*EXERCISE DETAILS*. Everything in the data below is to be reproduced without any deviation.

*INFORMATION*.
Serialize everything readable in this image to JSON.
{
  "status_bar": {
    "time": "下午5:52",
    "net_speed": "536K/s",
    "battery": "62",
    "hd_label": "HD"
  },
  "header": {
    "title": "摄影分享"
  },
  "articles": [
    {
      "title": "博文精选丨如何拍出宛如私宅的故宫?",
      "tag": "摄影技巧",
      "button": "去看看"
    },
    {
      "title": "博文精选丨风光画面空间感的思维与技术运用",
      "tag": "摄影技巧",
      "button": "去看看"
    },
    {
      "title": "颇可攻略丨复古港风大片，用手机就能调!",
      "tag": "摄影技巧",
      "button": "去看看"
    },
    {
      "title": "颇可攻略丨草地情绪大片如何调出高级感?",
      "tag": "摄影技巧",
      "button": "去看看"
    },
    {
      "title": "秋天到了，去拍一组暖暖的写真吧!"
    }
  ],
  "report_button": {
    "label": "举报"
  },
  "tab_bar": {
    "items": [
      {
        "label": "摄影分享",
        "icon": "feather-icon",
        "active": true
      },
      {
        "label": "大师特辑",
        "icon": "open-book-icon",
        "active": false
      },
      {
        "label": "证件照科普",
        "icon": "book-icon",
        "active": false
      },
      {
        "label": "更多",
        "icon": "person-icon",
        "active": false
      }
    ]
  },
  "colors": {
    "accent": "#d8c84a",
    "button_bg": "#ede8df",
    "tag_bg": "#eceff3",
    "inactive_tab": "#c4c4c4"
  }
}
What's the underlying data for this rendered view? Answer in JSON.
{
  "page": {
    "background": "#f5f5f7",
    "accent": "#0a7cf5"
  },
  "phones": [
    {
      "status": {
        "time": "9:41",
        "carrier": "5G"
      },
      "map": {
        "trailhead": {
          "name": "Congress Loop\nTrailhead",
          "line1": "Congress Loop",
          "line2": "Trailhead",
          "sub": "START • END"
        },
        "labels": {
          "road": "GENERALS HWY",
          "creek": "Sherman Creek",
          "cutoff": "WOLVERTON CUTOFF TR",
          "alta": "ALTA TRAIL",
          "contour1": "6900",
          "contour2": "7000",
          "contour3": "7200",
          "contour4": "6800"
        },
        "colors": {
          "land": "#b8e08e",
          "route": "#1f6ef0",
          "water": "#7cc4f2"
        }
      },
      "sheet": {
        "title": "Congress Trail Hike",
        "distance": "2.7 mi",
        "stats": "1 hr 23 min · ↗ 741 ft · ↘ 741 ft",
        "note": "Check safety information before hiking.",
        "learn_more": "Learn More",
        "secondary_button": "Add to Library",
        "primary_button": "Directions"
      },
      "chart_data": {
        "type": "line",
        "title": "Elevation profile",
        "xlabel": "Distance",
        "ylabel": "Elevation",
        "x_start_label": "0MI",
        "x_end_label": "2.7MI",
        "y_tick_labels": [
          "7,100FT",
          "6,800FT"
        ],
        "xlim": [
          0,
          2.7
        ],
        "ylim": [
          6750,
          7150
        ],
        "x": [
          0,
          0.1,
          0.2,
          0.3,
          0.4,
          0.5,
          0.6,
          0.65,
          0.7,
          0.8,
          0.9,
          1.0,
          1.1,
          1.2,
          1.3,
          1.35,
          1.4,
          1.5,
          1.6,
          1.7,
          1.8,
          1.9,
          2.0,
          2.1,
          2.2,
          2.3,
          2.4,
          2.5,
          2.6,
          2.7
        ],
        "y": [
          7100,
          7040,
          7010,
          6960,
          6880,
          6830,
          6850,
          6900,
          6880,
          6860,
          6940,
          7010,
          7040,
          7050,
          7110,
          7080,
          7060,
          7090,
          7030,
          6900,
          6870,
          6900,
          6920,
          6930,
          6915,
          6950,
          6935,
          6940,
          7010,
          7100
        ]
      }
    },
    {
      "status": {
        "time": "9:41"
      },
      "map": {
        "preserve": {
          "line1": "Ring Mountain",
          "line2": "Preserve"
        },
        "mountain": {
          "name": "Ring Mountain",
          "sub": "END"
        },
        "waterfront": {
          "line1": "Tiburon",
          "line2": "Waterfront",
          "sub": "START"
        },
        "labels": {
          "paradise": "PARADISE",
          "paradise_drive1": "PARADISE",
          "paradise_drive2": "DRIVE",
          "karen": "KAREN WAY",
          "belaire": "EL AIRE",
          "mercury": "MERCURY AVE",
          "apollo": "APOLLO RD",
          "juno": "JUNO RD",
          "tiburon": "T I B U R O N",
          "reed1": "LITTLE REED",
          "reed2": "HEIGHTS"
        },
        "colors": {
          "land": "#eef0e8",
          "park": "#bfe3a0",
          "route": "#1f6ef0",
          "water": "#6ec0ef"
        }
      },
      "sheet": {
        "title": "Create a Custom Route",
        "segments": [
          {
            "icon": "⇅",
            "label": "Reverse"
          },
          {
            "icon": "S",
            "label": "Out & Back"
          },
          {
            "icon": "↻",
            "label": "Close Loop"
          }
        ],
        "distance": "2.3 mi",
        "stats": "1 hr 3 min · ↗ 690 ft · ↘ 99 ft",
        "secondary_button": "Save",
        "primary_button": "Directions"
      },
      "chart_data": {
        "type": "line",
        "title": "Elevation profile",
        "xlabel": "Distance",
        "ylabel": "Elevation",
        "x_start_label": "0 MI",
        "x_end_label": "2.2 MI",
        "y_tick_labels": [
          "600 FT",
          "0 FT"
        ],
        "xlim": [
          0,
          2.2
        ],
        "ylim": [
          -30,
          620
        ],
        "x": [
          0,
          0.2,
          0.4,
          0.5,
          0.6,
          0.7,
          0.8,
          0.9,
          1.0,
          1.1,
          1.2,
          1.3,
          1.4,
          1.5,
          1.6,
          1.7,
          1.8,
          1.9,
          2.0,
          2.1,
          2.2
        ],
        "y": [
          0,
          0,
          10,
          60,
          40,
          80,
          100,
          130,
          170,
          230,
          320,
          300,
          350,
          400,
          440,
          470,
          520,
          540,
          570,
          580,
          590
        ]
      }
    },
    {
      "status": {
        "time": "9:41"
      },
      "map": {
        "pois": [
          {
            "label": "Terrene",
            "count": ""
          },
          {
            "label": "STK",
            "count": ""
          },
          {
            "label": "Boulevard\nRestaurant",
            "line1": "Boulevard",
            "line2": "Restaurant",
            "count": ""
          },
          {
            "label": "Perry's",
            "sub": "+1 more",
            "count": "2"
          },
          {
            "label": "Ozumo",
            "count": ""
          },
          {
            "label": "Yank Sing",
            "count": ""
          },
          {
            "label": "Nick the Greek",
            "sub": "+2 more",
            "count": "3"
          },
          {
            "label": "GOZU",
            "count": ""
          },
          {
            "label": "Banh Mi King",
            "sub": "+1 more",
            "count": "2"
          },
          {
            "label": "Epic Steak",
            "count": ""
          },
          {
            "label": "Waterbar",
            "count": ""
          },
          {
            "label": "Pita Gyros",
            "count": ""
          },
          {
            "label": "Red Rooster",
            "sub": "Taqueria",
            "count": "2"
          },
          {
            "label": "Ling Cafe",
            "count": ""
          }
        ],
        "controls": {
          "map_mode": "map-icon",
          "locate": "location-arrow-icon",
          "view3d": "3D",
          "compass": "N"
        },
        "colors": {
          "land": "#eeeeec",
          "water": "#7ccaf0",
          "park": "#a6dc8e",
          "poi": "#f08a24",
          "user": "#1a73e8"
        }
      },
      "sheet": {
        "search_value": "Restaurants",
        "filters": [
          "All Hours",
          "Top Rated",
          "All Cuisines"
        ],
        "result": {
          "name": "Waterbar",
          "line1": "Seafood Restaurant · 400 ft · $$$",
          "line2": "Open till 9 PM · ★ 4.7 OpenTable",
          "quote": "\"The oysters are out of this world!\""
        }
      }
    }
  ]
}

*RESULT OF THE EXERCISE*.
Serialize everything readable in this image to JSON.
{
  "status_bar": {
    "time": "下午5:52",
    "net_speed": "536K/s",
    "battery": "62",
    "hd_label": "HD"
  },
  "header": {
    "title": "摄影分享"
  },
  "articles": [
    {
      "title": "博文精选丨如何拍出宛如私宅的故宫?",
      "tag": "摄影技巧",
      "button": "去看看"
    },
    {
      "title": "博文精选丨风光画面空间感的思维与技术运用",
      "tag": "摄影技巧",
      "button": "去看看"
    },
    {
      "title": "颇可攻略丨复古港风大片，用手机就能调!",
      "tag": "摄影技巧",
      "button": "去看看"
    },
    {
      "title": "颇可攻略丨草地情绪大片如何调出高级感?",
      "tag": "摄影技巧",
      "button": "去看看"
    },
    {
      "title": "秋天到了，去拍一组暖暖的写真吧!"
    }
  ],
  "report_button": {
    "label": "举报"
  },
  "tab_bar": {
    "items": [
      {
        "label": "摄影分享",
        "icon": "feather-icon",
        "active": true
      },
      {
        "label": "大师特辑",
        "icon": "open-book-icon",
        "active": false
      },
      {
        "label": "证件照科普",
        "icon": "book-icon",
        "active": false
      },
      {
        "label": "更多",
        "icon": "person-icon",
        "active": false
      }
    ]
  },
  "colors": {
    "accent": "#d8c84a",
    "button_bg": "#ede8df",
    "tag_bg": "#eceff3",
    "inactive_tab": "#c4c4c4"
  }
}
What's the underlying data for this rendered view? Answer in JSON.
{
  "page": {
    "background": "#f5f5f7",
    "accent": "#0a7cf5"
  },
  "phones": [
    {
      "status": {
        "time": "9:41",
        "carrier": "5G"
      },
      "map": {
        "trailhead": {
          "name": "Congress Loop\nTrailhead",
          "line1": "Congress Loop",
          "line2": "Trailhead",
          "sub": "START • END"
        },
        "labels": {
          "road": "GENERALS HWY",
          "creek": "Sherman Creek",
          "cutoff": "WOLVERTON CUTOFF TR",
          "alta": "ALTA TRAIL",
          "contour1": "6900",
          "contour2": "7000",
          "contour3": "7200",
          "contour4": "6800"
        },
        "colors": {
          "land": "#b8e08e",
          "route": "#1f6ef0",
          "water": "#7cc4f2"
        }
      },
      "sheet": {
        "title": "Congress Trail Hike",
        "distance": "2.7 mi",
        "stats": "1 hr 23 min · ↗ 741 ft · ↘ 741 ft",
        "note": "Check safety information before hiking.",
        "learn_more": "Learn More",
        "secondary_button": "Add to Library",
        "primary_button": "Directions"
      },
      "chart_data": {
        "type": "line",
        "title": "Elevation profile",
        "xlabel": "Distance",
        "ylabel": "Elevation",
        "x_start_label": "0MI",
        "x_end_label": "2.7MI",
        "y_tick_labels": [
          "7,100FT",
          "6,800FT"
        ],
        "xlim": [
          0,
          2.7
        ],
        "ylim": [
          6750,
          7150
        ],
        "x": [
          0,
          0.1,
          0.2,
          0.3,
          0.4,
          0.5,
          0.6,
          0.65,
          0.7,
          0.8,
          0.9,
          1.0,
          1.1,
          1.2,
          1.3,
          1.35,
          1.4,
          1.5,
          1.6,
          1.7,
          1.8,
          1.9,
          2.0,
          2.1,
          2.2,
          2.3,
          2.4,
          2.5,
          2.6,
          2.7
        ],
        "y": [
          7100,
          7040,
          7010,
          6960,
          6880,
          6830,
          6850,
          6900,
          6880,
          6860,
          6940,
          7010,
          7040,
          7050,
          7110,
          7080,
          7060,
          7090,
          7030,
          6900,
          6870,
          6900,
          6920,
          6930,
          6915,
          6950,
          6935,
          6940,
          7010,
          7100
        ]
      }
    },
    {
      "status": {
        "time": "9:41"
      },
      "map": {
        "preserve": {
          "line1": "Ring Mountain",
          "line2": "Preserve"
        },
        "mountain": {
          "name": "Ring Mountain",
          "sub": "END"
        },
        "waterfront": {
          "line1": "Tiburon",
          "line2": "Waterfront",
          "sub": "START"
        },
        "labels": {
          "paradise": "PARADISE",
          "paradise_drive1": "PARADISE",
          "paradise_drive2": "DRIVE",
          "karen": "KAREN WAY",
          "belaire": "EL AIRE",
          "mercury": "MERCURY AVE",
          "apollo": "APOLLO RD",
          "juno": "JUNO RD",
          "tiburon": "T I B U R O N",
          "reed1": "LITTLE REED",
          "reed2": "HEIGHTS"
        },
        "colors": {
          "land": "#eef0e8",
          "park": "#bfe3a0",
          "route": "#1f6ef0",
          "water": "#6ec0ef"
        }
      },
      "sheet": {
        "title": "Create a Custom Route",
        "segments": [
          {
            "icon": "⇅",
            "label": "Reverse"
          },
          {
            "icon": "S",
            "label": "Out & Back"
          },
          {
            "icon": "↻",
            "label": "Close Loop"
          }
        ],
        "distance": "2.3 mi",
        "stats": "1 hr 3 min · ↗ 690 ft · ↘ 99 ft",
        "secondary_button": "Save",
        "primary_button": "Directions"
      },
      "chart_data": {
        "type": "line",
        "title": "Elevation profile",
        "xlabel": "Distance",
        "ylabel": "Elevation",
        "x_start_label": "0 MI",
        "x_end_label": "2.2 MI",
        "y_tick_labels": [
          "600 FT",
          "0 FT"
        ],
        "xlim": [
          0,
          2.2
        ],
        "ylim": [
          -30,
          620
        ],
        "x": [
          0,
          0.2,
          0.4,
          0.5,
          0.6,
          0.7,
          0.8,
          0.9,
          1.0,
          1.1,
          1.2,
          1.3,
          1.4,
          1.5,
          1.6,
          1.7,
          1.8,
          1.9,
          2.0,
          2.1,
          2.2
        ],
        "y": [
          0,
          0,
          10,
          60,
          40,
          80,
          100,
          130,
          170,
          230,
          320,
          300,
          350,
          400,
          440,
          470,
          520,
          540,
          570,
          580,
          590
        ]
      }
    },
    {
      "status": {
        "time": "9:41"
      },
      "map": {
        "pois": [
          {
            "label": "Terrene",
            "count": ""
          },
          {
            "label": "STK",
            "count": ""
          },
          {
            "label": "Boulevard\nRestaurant",
            "line1": "Boulevard",
            "line2": "Restaurant",
            "count": ""
          },
          {
            "label": "Perry's",
            "sub": "+1 more",
            "count": "2"
          },
          {
            "label": "Ozumo",
            "count": ""
          },
          {
            "label": "Yank Sing",
            "count": ""
          },
          {
            "label": "Nick the Greek",
            "sub": "+2 more",
            "count": "3"
          },
          {
            "label": "GOZU",
            "count": ""
          },
          {
            "label": "Banh Mi King",
            "sub": "+1 more",
            "count": "2"
          },
          {
            "label": "Epic Steak",
            "count": ""
          },
          {
            "label": "Waterbar",
            "count": ""
          },
          {
            "label": "Pita Gyros",
            "count": ""
          },
          {
            "label": "Red Rooster",
            "sub": "Taqueria",
            "count": "2"
          },
          {
            "label": "Ling Cafe",
            "count": ""
          }
        ],
        "controls": {
          "map_mode": "map-icon",
          "locate": "location-arrow-icon",
          "view3d": "3D",
          "compass": "N"
        },
        "colors": {
          "land": "#eeeeec",
          "water": "#7ccaf0",
          "park": "#a6dc8e",
          "poi": "#f08a24",
          "user": "#1a73e8"
        }
      },
      "sheet": {
        "search_value": "Restaurants",
        "filters": [
          "All Hours",
          "Top Rated",
          "All Cuisines"
        ],
        "result": {
          "name": "Waterbar",
          "line1": "Seafood Restaurant · 400 ft · $$$",
          "line2": "Open till 9 PM · ★ 4.7 OpenTable",
          "quote": "\"The oysters are out of this world!\""
        }
      }
    }
  ]
}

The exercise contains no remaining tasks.